Would you return every entry below exactly as written, without its images?

________________________

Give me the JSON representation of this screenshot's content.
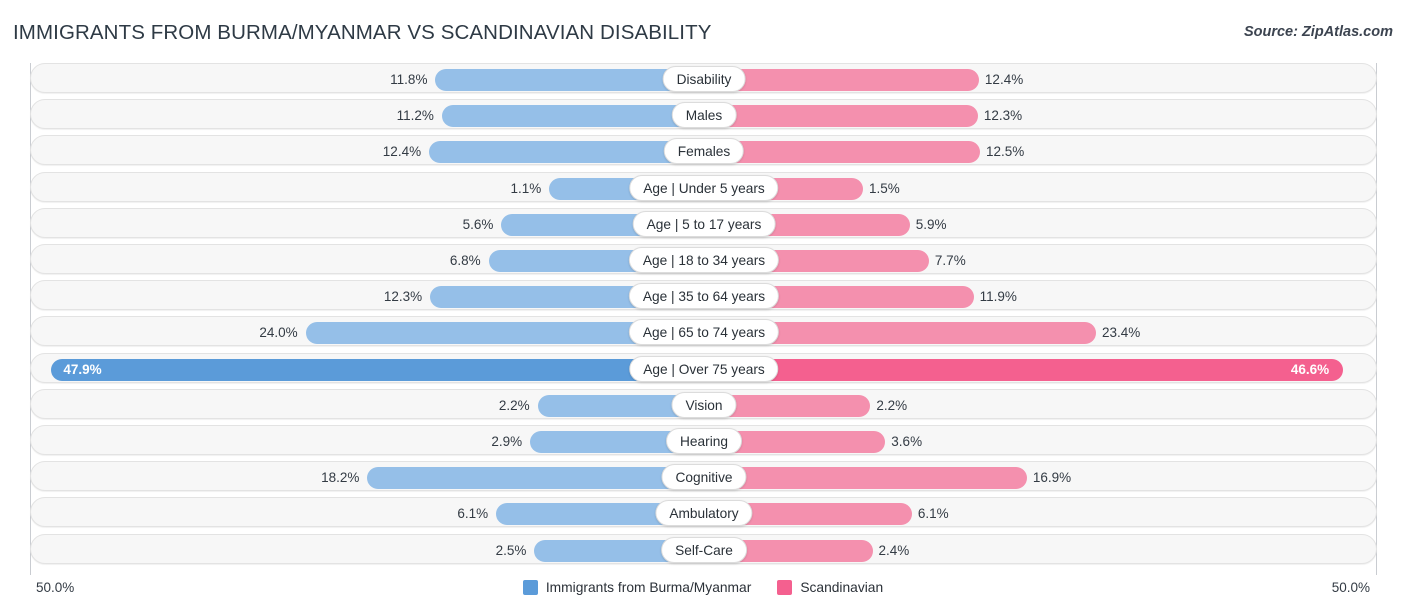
{
  "header": {
    "title": "IMMIGRANTS FROM BURMA/MYANMAR VS SCANDINAVIAN DISABILITY",
    "source": "Source: ZipAtlas.com"
  },
  "axis": {
    "left_end": "50.0%",
    "right_end": "50.0%",
    "max_percent": 50.0
  },
  "legend": {
    "items": [
      {
        "label": "Immigrants from Burma/Myanmar",
        "color": "#5b9bd9"
      },
      {
        "label": "Scandinavian",
        "color": "#f4608f"
      }
    ]
  },
  "colors": {
    "left_bar": "#95bfe8",
    "right_bar": "#f490ae",
    "left_bar_highlight": "#5b9bd9",
    "right_bar_highlight": "#f4608f",
    "row_background": "#f7f7f7",
    "title_text": "#2e3a45"
  },
  "chart_data": {
    "type": "bar",
    "orientation": "horizontal-diverging",
    "title": "IMMIGRANTS FROM BURMA/MYANMAR VS SCANDINAVIAN DISABILITY",
    "xlabel": "",
    "ylabel": "",
    "xlim": [
      -50.0,
      50.0
    ],
    "grid": false,
    "legend_position": "bottom-center",
    "categories": [
      "Disability",
      "Males",
      "Females",
      "Age | Under 5 years",
      "Age | 5 to 17 years",
      "Age | 18 to 34 years",
      "Age | 35 to 64 years",
      "Age | 65 to 74 years",
      "Age | Over 75 years",
      "Vision",
      "Hearing",
      "Cognitive",
      "Ambulatory",
      "Self-Care"
    ],
    "series": [
      {
        "name": "Immigrants from Burma/Myanmar",
        "color": "#95bfe8",
        "values": [
          11.8,
          11.2,
          12.4,
          1.1,
          5.6,
          6.8,
          12.3,
          24.0,
          47.9,
          2.2,
          2.9,
          18.2,
          6.1,
          2.5
        ],
        "labels": [
          "11.8%",
          "11.2%",
          "12.4%",
          "1.1%",
          "5.6%",
          "6.8%",
          "12.3%",
          "24.0%",
          "47.9%",
          "2.2%",
          "2.9%",
          "18.2%",
          "6.1%",
          "2.5%"
        ]
      },
      {
        "name": "Scandinavian",
        "color": "#f490ae",
        "values": [
          12.4,
          12.3,
          12.5,
          1.5,
          5.9,
          7.7,
          11.9,
          23.4,
          46.6,
          2.2,
          3.6,
          16.9,
          6.1,
          2.4
        ],
        "labels": [
          "12.4%",
          "12.3%",
          "12.5%",
          "1.5%",
          "5.9%",
          "7.7%",
          "11.9%",
          "23.4%",
          "46.6%",
          "2.2%",
          "3.6%",
          "16.9%",
          "6.1%",
          "2.4%"
        ]
      }
    ],
    "highlighted_category": "Age | Over 75 years"
  },
  "rows": [
    {
      "label": "Disability",
      "left": "11.8%",
      "right": "12.4%",
      "lv": 11.8,
      "rv": 12.4,
      "hl": false
    },
    {
      "label": "Males",
      "left": "11.2%",
      "right": "12.3%",
      "lv": 11.2,
      "rv": 12.3,
      "hl": false
    },
    {
      "label": "Females",
      "left": "12.4%",
      "right": "12.5%",
      "lv": 12.4,
      "rv": 12.5,
      "hl": false
    },
    {
      "label": "Age | Under 5 years",
      "left": "1.1%",
      "right": "1.5%",
      "lv": 1.1,
      "rv": 1.5,
      "hl": false
    },
    {
      "label": "Age | 5 to 17 years",
      "left": "5.6%",
      "right": "5.9%",
      "lv": 5.6,
      "rv": 5.9,
      "hl": false
    },
    {
      "label": "Age | 18 to 34 years",
      "left": "6.8%",
      "right": "7.7%",
      "lv": 6.8,
      "rv": 7.7,
      "hl": false
    },
    {
      "label": "Age | 35 to 64 years",
      "left": "12.3%",
      "right": "11.9%",
      "lv": 12.3,
      "rv": 11.9,
      "hl": false
    },
    {
      "label": "Age | 65 to 74 years",
      "left": "24.0%",
      "right": "23.4%",
      "lv": 24.0,
      "rv": 23.4,
      "hl": false
    },
    {
      "label": "Age | Over 75 years",
      "left": "47.9%",
      "right": "46.6%",
      "lv": 47.9,
      "rv": 46.6,
      "hl": true
    },
    {
      "label": "Vision",
      "left": "2.2%",
      "right": "2.2%",
      "lv": 2.2,
      "rv": 2.2,
      "hl": false
    },
    {
      "label": "Hearing",
      "left": "2.9%",
      "right": "3.6%",
      "lv": 2.9,
      "rv": 3.6,
      "hl": false
    },
    {
      "label": "Cognitive",
      "left": "18.2%",
      "right": "16.9%",
      "lv": 18.2,
      "rv": 16.9,
      "hl": false
    },
    {
      "label": "Ambulatory",
      "left": "6.1%",
      "right": "6.1%",
      "lv": 6.1,
      "rv": 6.1,
      "hl": false
    },
    {
      "label": "Self-Care",
      "left": "2.5%",
      "right": "2.4%",
      "lv": 2.5,
      "rv": 2.4,
      "hl": false
    }
  ]
}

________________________

▶ **Response area**
Give me the JSON representation of this screenshot's content.
{
  "header": {
    "title": "IMMIGRANTS FROM BURMA/MYANMAR VS SCANDINAVIAN DISABILITY",
    "source": "Source: ZipAtlas.com"
  },
  "axis": {
    "left_end": "50.0%",
    "right_end": "50.0%",
    "max_percent": 50.0
  },
  "legend": {
    "items": [
      {
        "label": "Immigrants from Burma/Myanmar",
        "color": "#5b9bd9"
      },
      {
        "label": "Scandinavian",
        "color": "#f4608f"
      }
    ]
  },
  "colors": {
    "left_bar": "#95bfe8",
    "right_bar": "#f490ae",
    "left_bar_highlight": "#5b9bd9",
    "right_bar_highlight": "#f4608f",
    "row_background": "#f7f7f7",
    "title_text": "#2e3a45"
  },
  "chart_data": {
    "type": "bar",
    "orientation": "horizontal-diverging",
    "title": "IMMIGRANTS FROM BURMA/MYANMAR VS SCANDINAVIAN DISABILITY",
    "xlabel": "",
    "ylabel": "",
    "xlim": [
      -50.0,
      50.0
    ],
    "grid": false,
    "legend_position": "bottom-center",
    "categories": [
      "Disability",
      "Males",
      "Females",
      "Age | Under 5 years",
      "Age | 5 to 17 years",
      "Age | 18 to 34 years",
      "Age | 35 to 64 years",
      "Age | 65 to 74 years",
      "Age | Over 75 years",
      "Vision",
      "Hearing",
      "Cognitive",
      "Ambulatory",
      "Self-Care"
    ],
    "series": [
      {
        "name": "Immigrants from Burma/Myanmar",
        "color": "#95bfe8",
        "values": [
          11.8,
          11.2,
          12.4,
          1.1,
          5.6,
          6.8,
          12.3,
          24.0,
          47.9,
          2.2,
          2.9,
          18.2,
          6.1,
          2.5
        ],
        "labels": [
          "11.8%",
          "11.2%",
          "12.4%",
          "1.1%",
          "5.6%",
          "6.8%",
          "12.3%",
          "24.0%",
          "47.9%",
          "2.2%",
          "2.9%",
          "18.2%",
          "6.1%",
          "2.5%"
        ]
      },
      {
        "name": "Scandinavian",
        "color": "#f490ae",
        "values": [
          12.4,
          12.3,
          12.5,
          1.5,
          5.9,
          7.7,
          11.9,
          23.4,
          46.6,
          2.2,
          3.6,
          16.9,
          6.1,
          2.4
        ],
        "labels": [
          "12.4%",
          "12.3%",
          "12.5%",
          "1.5%",
          "5.9%",
          "7.7%",
          "11.9%",
          "23.4%",
          "46.6%",
          "2.2%",
          "3.6%",
          "16.9%",
          "6.1%",
          "2.4%"
        ]
      }
    ],
    "highlighted_category": "Age | Over 75 years"
  },
  "rows": [
    {
      "label": "Disability",
      "left": "11.8%",
      "right": "12.4%",
      "lv": 11.8,
      "rv": 12.4,
      "hl": false
    },
    {
      "label": "Males",
      "left": "11.2%",
      "right": "12.3%",
      "lv": 11.2,
      "rv": 12.3,
      "hl": false
    },
    {
      "label": "Females",
      "left": "12.4%",
      "right": "12.5%",
      "lv": 12.4,
      "rv": 12.5,
      "hl": false
    },
    {
      "label": "Age | Under 5 years",
      "left": "1.1%",
      "right": "1.5%",
      "lv": 1.1,
      "rv": 1.5,
      "hl": false
    },
    {
      "label": "Age | 5 to 17 years",
      "left": "5.6%",
      "right": "5.9%",
      "lv": 5.6,
      "rv": 5.9,
      "hl": false
    },
    {
      "label": "Age | 18 to 34 years",
      "left": "6.8%",
      "right": "7.7%",
      "lv": 6.8,
      "rv": 7.7,
      "hl": false
    },
    {
      "label": "Age | 35 to 64 years",
      "left": "12.3%",
      "right": "11.9%",
      "lv": 12.3,
      "rv": 11.9,
      "hl": false
    },
    {
      "label": "Age | 65 to 74 years",
      "left": "24.0%",
      "right": "23.4%",
      "lv": 24.0,
      "rv": 23.4,
      "hl": false
    },
    {
      "label": "Age | Over 75 years",
      "left": "47.9%",
      "right": "46.6%",
      "lv": 47.9,
      "rv": 46.6,
      "hl": true
    },
    {
      "label": "Vision",
      "left": "2.2%",
      "right": "2.2%",
      "lv": 2.2,
      "rv": 2.2,
      "hl": false
    },
    {
      "label": "Hearing",
      "left": "2.9%",
      "right": "3.6%",
      "lv": 2.9,
      "rv": 3.6,
      "hl": false
    },
    {
      "label": "Cognitive",
      "left": "18.2%",
      "right": "16.9%",
      "lv": 18.2,
      "rv": 16.9,
      "hl": false
    },
    {
      "label": "Ambulatory",
      "left": "6.1%",
      "right": "6.1%",
      "lv": 6.1,
      "rv": 6.1,
      "hl": false
    },
    {
      "label": "Self-Care",
      "left": "2.5%",
      "right": "2.4%",
      "lv": 2.5,
      "rv": 2.4,
      "hl": false
    }
  ]
}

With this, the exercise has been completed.